> Task instructions: Below are some entries. Reproduce them word for word.

> Recorded information:

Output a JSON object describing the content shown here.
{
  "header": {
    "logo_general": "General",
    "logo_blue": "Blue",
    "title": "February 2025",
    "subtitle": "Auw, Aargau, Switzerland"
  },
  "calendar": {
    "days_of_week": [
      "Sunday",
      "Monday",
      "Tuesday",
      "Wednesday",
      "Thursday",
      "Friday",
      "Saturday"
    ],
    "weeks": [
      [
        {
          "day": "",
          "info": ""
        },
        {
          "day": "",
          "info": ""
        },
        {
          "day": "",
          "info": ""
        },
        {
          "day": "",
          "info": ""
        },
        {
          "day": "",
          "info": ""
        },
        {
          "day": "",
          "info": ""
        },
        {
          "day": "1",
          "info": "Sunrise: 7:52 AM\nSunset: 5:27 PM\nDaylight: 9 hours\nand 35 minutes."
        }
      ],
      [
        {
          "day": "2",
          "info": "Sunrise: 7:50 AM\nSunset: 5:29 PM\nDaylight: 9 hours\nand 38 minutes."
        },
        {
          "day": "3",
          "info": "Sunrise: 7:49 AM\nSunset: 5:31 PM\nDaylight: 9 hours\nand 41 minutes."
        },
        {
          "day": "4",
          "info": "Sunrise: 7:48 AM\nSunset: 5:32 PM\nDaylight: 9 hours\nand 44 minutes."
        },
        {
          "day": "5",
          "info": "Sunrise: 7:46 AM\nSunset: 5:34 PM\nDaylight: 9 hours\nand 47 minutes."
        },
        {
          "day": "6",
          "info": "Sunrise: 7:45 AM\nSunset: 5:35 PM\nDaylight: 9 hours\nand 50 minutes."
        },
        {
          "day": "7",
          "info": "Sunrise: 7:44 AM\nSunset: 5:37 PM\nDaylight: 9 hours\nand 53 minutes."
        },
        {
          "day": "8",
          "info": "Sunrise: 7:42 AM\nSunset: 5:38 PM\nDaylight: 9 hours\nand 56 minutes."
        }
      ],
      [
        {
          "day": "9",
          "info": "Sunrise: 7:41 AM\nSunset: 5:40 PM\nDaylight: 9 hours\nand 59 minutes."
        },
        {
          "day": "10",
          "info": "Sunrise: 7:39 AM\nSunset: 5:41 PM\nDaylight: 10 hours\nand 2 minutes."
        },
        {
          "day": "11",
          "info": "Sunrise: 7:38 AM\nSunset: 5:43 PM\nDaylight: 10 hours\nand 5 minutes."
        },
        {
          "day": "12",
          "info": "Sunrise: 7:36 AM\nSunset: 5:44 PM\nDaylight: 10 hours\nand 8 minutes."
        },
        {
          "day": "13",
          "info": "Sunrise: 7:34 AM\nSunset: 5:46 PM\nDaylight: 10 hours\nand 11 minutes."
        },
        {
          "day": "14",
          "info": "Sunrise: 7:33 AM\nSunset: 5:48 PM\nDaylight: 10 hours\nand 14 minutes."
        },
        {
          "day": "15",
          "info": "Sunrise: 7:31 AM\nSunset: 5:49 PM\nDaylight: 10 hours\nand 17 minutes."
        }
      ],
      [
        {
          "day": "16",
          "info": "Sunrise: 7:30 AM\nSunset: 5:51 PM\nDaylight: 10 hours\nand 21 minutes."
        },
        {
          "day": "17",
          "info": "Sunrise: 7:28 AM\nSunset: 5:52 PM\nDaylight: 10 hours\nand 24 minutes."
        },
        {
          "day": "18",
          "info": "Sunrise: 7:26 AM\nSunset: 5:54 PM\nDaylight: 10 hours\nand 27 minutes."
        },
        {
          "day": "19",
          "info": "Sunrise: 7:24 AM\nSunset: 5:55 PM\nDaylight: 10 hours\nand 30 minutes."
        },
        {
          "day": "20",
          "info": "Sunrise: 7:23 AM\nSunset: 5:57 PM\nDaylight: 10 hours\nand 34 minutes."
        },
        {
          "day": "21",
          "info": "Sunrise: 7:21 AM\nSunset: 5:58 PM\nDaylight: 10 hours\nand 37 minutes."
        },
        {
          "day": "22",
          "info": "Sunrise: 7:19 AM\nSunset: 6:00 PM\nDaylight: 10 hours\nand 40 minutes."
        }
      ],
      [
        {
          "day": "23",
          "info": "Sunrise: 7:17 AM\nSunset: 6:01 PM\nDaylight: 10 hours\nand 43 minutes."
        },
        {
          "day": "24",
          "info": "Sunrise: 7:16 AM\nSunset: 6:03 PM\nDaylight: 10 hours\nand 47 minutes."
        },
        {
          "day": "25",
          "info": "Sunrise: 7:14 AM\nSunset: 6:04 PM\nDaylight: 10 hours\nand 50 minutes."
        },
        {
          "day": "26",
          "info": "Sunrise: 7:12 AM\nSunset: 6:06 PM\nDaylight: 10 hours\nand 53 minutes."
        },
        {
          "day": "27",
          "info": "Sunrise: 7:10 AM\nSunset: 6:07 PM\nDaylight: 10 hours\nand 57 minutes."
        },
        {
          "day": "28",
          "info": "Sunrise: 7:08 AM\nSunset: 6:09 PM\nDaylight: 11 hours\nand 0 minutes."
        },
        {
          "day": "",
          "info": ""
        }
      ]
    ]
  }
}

> Your response:
Output a JSON object describing the content shown here.
{
  "header": {
    "logo_general": "General",
    "logo_blue": "Blue",
    "title": "February 2025",
    "subtitle": "Auw, Aargau, Switzerland"
  },
  "calendar": {
    "days_of_week": [
      "Sunday",
      "Monday",
      "Tuesday",
      "Wednesday",
      "Thursday",
      "Friday",
      "Saturday"
    ],
    "weeks": [
      [
        {
          "day": "",
          "info": ""
        },
        {
          "day": "",
          "info": ""
        },
        {
          "day": "",
          "info": ""
        },
        {
          "day": "",
          "info": ""
        },
        {
          "day": "",
          "info": ""
        },
        {
          "day": "",
          "info": ""
        },
        {
          "day": "1",
          "info": "Sunrise: 7:52 AM\nSunset: 5:27 PM\nDaylight: 9 hours\nand 35 minutes."
        }
      ],
      [
        {
          "day": "2",
          "info": "Sunrise: 7:50 AM\nSunset: 5:29 PM\nDaylight: 9 hours\nand 38 minutes."
        },
        {
          "day": "3",
          "info": "Sunrise: 7:49 AM\nSunset: 5:31 PM\nDaylight: 9 hours\nand 41 minutes."
        },
        {
          "day": "4",
          "info": "Sunrise: 7:48 AM\nSunset: 5:32 PM\nDaylight: 9 hours\nand 44 minutes."
        },
        {
          "day": "5",
          "info": "Sunrise: 7:46 AM\nSunset: 5:34 PM\nDaylight: 9 hours\nand 47 minutes."
        },
        {
          "day": "6",
          "info": "Sunrise: 7:45 AM\nSunset: 5:35 PM\nDaylight: 9 hours\nand 50 minutes."
        },
        {
          "day": "7",
          "info": "Sunrise: 7:44 AM\nSunset: 5:37 PM\nDaylight: 9 hours\nand 53 minutes."
        },
        {
          "day": "8",
          "info": "Sunrise: 7:42 AM\nSunset: 5:38 PM\nDaylight: 9 hours\nand 56 minutes."
        }
      ],
      [
        {
          "day": "9",
          "info": "Sunrise: 7:41 AM\nSunset: 5:40 PM\nDaylight: 9 hours\nand 59 minutes."
        },
        {
          "day": "10",
          "info": "Sunrise: 7:39 AM\nSunset: 5:41 PM\nDaylight: 10 hours\nand 2 minutes."
        },
        {
          "day": "11",
          "info": "Sunrise: 7:38 AM\nSunset: 5:43 PM\nDaylight: 10 hours\nand 5 minutes."
        },
        {
          "day": "12",
          "info": "Sunrise: 7:36 AM\nSunset: 5:44 PM\nDaylight: 10 hours\nand 8 minutes."
        },
        {
          "day": "13",
          "info": "Sunrise: 7:34 AM\nSunset: 5:46 PM\nDaylight: 10 hours\nand 11 minutes."
        },
        {
          "day": "14",
          "info": "Sunrise: 7:33 AM\nSunset: 5:48 PM\nDaylight: 10 hours\nand 14 minutes."
        },
        {
          "day": "15",
          "info": "Sunrise: 7:31 AM\nSunset: 5:49 PM\nDaylight: 10 hours\nand 17 minutes."
        }
      ],
      [
        {
          "day": "16",
          "info": "Sunrise: 7:30 AM\nSunset: 5:51 PM\nDaylight: 10 hours\nand 21 minutes."
        },
        {
          "day": "17",
          "info": "Sunrise: 7:28 AM\nSunset: 5:52 PM\nDaylight: 10 hours\nand 24 minutes."
        },
        {
          "day": "18",
          "info": "Sunrise: 7:26 AM\nSunset: 5:54 PM\nDaylight: 10 hours\nand 27 minutes."
        },
        {
          "day": "19",
          "info": "Sunrise: 7:24 AM\nSunset: 5:55 PM\nDaylight: 10 hours\nand 30 minutes."
        },
        {
          "day": "20",
          "info": "Sunrise: 7:23 AM\nSunset: 5:57 PM\nDaylight: 10 hours\nand 34 minutes."
        },
        {
          "day": "21",
          "info": "Sunrise: 7:21 AM\nSunset: 5:58 PM\nDaylight: 10 hours\nand 37 minutes."
        },
        {
          "day": "22",
          "info": "Sunrise: 7:19 AM\nSunset: 6:00 PM\nDaylight: 10 hours\nand 40 minutes."
        }
      ],
      [
        {
          "day": "23",
          "info": "Sunrise: 7:17 AM\nSunset: 6:01 PM\nDaylight: 10 hours\nand 43 minutes."
        },
        {
          "day": "24",
          "info": "Sunrise: 7:16 AM\nSunset: 6:03 PM\nDaylight: 10 hours\nand 47 minutes."
        },
        {
          "day": "25",
          "info": "Sunrise: 7:14 AM\nSunset: 6:04 PM\nDaylight: 10 hours\nand 50 minutes."
        },
        {
          "day": "26",
          "info": "Sunrise: 7:12 AM\nSunset: 6:06 PM\nDaylight: 10 hours\nand 53 minutes."
        },
        {
          "day": "27",
          "info": "Sunrise: 7:10 AM\nSunset: 6:07 PM\nDaylight: 10 hours\nand 57 minutes."
        },
        {
          "day": "28",
          "info": "Sunrise: 7:08 AM\nSunset: 6:09 PM\nDaylight: 11 hours\nand 0 minutes."
        },
        {
          "day": "",
          "info": ""
        }
      ]
    ]
  }
}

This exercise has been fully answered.